Wow who would have known that the event loop is really not that complicated at all, just requires a clear explanation, thank you!

I have one question, I was following everything until the last sentence! But maybe I'm just misunderstanding it:

"...The await keyword suspends the async function, whereas the Promise body would've kept on being executed if we would've used then!"

The await keyword suspends anything below it, within it's scope (the async function), until it is resolved. And if you saved that await call in a variable, you can make use of that return value. This code below the await keyword will be on the microtask queue until it is pushed to callstack and executed, like you very clearly explained. But doesn't the Promise "body" also suspend until it is resolved? The callback that you pass into the .then() will only get executed after our promise has been resolved... and similarly to how we can make use of the value we got from await() if we stored it in a variable, we can make use of the resolved value with .then(data => etc...) So don't technically both of them get suspended equally until they receive the resolved value (or rejected value)? Perhaps I'm just interpreting "Promise body" differently...

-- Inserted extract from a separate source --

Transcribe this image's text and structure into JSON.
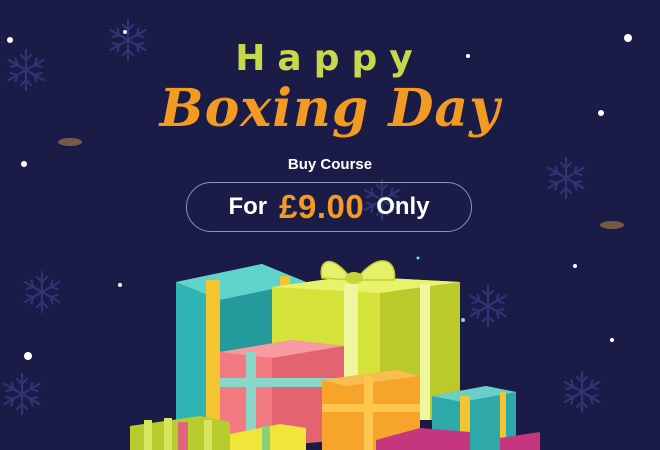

Yes. It's a great article but it should consider the case of awaiting an API call or similar that takes a significant time to return. The simple example using Promise.resolve is not a typical use case. A visualisation of how such api calls would be really useful (although probably time consuming to produce).


I am not a JavaScript person. Btw, I am very curious to know how did you make these visualizations? Are there any tools you used for this?


Great work, Lydia. I wish you'd use videos instead of Gifs next time, my Macbook Pro is acting out on loading so many gifs. LOL. Respect for all the work you put into this.


Yeah I know the pain, I can't change this currently as dev.to doesn't support video ๐Ÿ˜ญ


Those animations works perfectly.

Had it been a video, I wouldn't have read through your excellent presentation.


I'd recommend uploading to YouTube an embedding it here. I know it's less than ideal.


Hi, I think I'm at the beginning but I think there is some mishap in one of the images res.cloudinary.com/practicaldev/im...
Shouldn't Promise constructor arguments names be the same as functions in try and catch blocks?
I hope it hasn't been pointed out before, but I have no time, gotta get back to reading of this gem ;)


I am very impressed your excellent blog. your visualization effort to understand the other interested in the javascript field engineer is very helpful , so Could you please allow me to translate it into Korean?


Thanks a lot for this article! After working with promises and Async code in JavaScript quite a lot recently, I had to take a few steps back and get on top of some of the basics. I stumbled across your article that I really love. Async for dummies! I certainly feel less dumb now! Thanks ๐Ÿ˜Š


Great read, love the visuals. Thanks a lot.


Great article and excelent GIFs

Saving to share with all collagues

Btw: there's a typo in res.cloudinary.com/practicaldev/im...

resolve is not found


I cannot even imagine how long it took to make this post! Absolutely stellar!


This is soooo cool! May I know what tool you using to make the visualize stuff?


To say that, I am impressed is a huge understatement. Only one word can describe this magnificent article and that is AWESOME. Keep up the great work. Super Lydia!


Super cool explanation and thanks for adding that GitHub repo at the end. Stay safez...!


Hi Lydia ! Great job !!
Also, I know it's a very small typo, but you seem to have one opening bracket { too many in your image: res.cloudinary.com/practicaldev/im...
and since we're talking about code, I guess it'd break ^^

Thanks for opening the path for me to using async/await !


Noice! Always great work Lydia.



Awesome work, Lydia. What an effort! And very valuable stuff too. Great thanks for sharing.


So micro task callback doesn't get pushed to web api's ?


Really its Great. I think I understand a lot more now :)
Thanks alot ๐Ÿ˜Š


thank you for this writing this post!
This visualization is great help to understand JS for me !!


This is fantastic, love the whole series!